## What you are asked to do
Please write out all the data exactly as shown.

Interface dataset entries:
-*-

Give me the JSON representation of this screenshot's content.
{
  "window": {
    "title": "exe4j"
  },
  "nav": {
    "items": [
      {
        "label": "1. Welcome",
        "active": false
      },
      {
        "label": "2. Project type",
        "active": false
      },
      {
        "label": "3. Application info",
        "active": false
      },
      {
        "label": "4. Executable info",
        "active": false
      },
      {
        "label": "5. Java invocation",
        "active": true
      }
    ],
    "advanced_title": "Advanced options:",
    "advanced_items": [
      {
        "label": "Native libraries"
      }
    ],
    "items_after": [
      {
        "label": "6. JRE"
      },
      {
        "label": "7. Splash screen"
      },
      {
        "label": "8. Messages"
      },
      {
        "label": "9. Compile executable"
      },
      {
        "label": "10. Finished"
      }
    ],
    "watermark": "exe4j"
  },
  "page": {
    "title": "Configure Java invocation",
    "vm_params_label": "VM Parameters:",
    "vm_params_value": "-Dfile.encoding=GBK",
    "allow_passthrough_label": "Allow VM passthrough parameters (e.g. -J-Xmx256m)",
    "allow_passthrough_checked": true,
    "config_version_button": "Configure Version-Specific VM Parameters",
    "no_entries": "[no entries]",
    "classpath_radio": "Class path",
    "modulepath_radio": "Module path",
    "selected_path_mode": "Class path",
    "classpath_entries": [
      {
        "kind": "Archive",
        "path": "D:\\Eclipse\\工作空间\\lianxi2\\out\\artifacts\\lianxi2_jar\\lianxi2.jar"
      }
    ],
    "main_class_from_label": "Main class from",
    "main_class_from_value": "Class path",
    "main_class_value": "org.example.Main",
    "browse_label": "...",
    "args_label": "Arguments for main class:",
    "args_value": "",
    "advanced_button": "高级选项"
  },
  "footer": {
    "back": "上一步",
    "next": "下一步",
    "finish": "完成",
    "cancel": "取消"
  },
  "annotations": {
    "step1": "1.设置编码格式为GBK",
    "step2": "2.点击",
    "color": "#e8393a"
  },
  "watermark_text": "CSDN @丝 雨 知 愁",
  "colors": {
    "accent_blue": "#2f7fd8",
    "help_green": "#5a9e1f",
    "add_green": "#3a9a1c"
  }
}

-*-

## Solved exercise
Give me the JSON representation of this screenshot's content.
{
  "window": {
    "title": "exe4j"
  },
  "nav": {
    "items": [
      {
        "label": "1. Welcome",
        "active": false
      },
      {
        "label": "2. Project type",
        "active": false
      },
      {
        "label": "3. Application info",
        "active": false
      },
      {
        "label": "4. Executable info",
        "active": false
      },
      {
        "label": "5. Java invocation",
        "active": true
      }
    ],
    "advanced_title": "Advanced options:",
    "advanced_items": [
      {
        "label": "Native libraries"
      }
    ],
    "items_after": [
      {
        "label": "6. JRE"
      },
      {
        "label": "7. Splash screen"
      },
      {
        "label": "8. Messages"
      },
      {
        "label": "9. Compile executable"
      },
      {
        "label": "10. Finished"
      }
    ],
    "watermark": "exe4j"
  },
  "page": {
    "title": "Configure Java invocation",
    "vm_params_label": "VM Parameters:",
    "vm_params_value": "-Dfile.encoding=GBK",
    "allow_passthrough_label": "Allow VM passthrough parameters (e.g. -J-Xmx256m)",
    "allow_passthrough_checked": true,
    "config_version_button": "Configure Version-Specific VM Parameters",
    "no_entries": "[no entries]",
    "classpath_radio": "Class path",
    "modulepath_radio": "Module path",
    "selected_path_mode": "Class path",
    "classpath_entries": [
      {
        "kind": "Archive",
        "path": "D:\\Eclipse\\工作空间\\lianxi2\\out\\artifacts\\lianxi2_jar\\lianxi2.jar"
      }
    ],
    "main_class_from_label": "Main class from",
    "main_class_from_value": "Class path",
    "main_class_value": "org.example.Main",
    "browse_label": "...",
    "args_label": "Arguments for main class:",
    "args_value": "",
    "advanced_button": "高级选项"
  },
  "footer": {
    "back": "上一步",
    "next": "下一步",
    "finish": "完成",
    "cancel": "取消"
  },
  "annotations": {
    "step1": "1.设置编码格式为GBK",
    "step2": "2.点击",
    "color": "#e8393a"
  },
  "watermark_text": "CSDN @丝 雨 知 愁",
  "colors": {
    "accent_blue": "#2f7fd8",
    "help_green": "#5a9e1f",
    "add_green": "#3a9a1c"
  }
}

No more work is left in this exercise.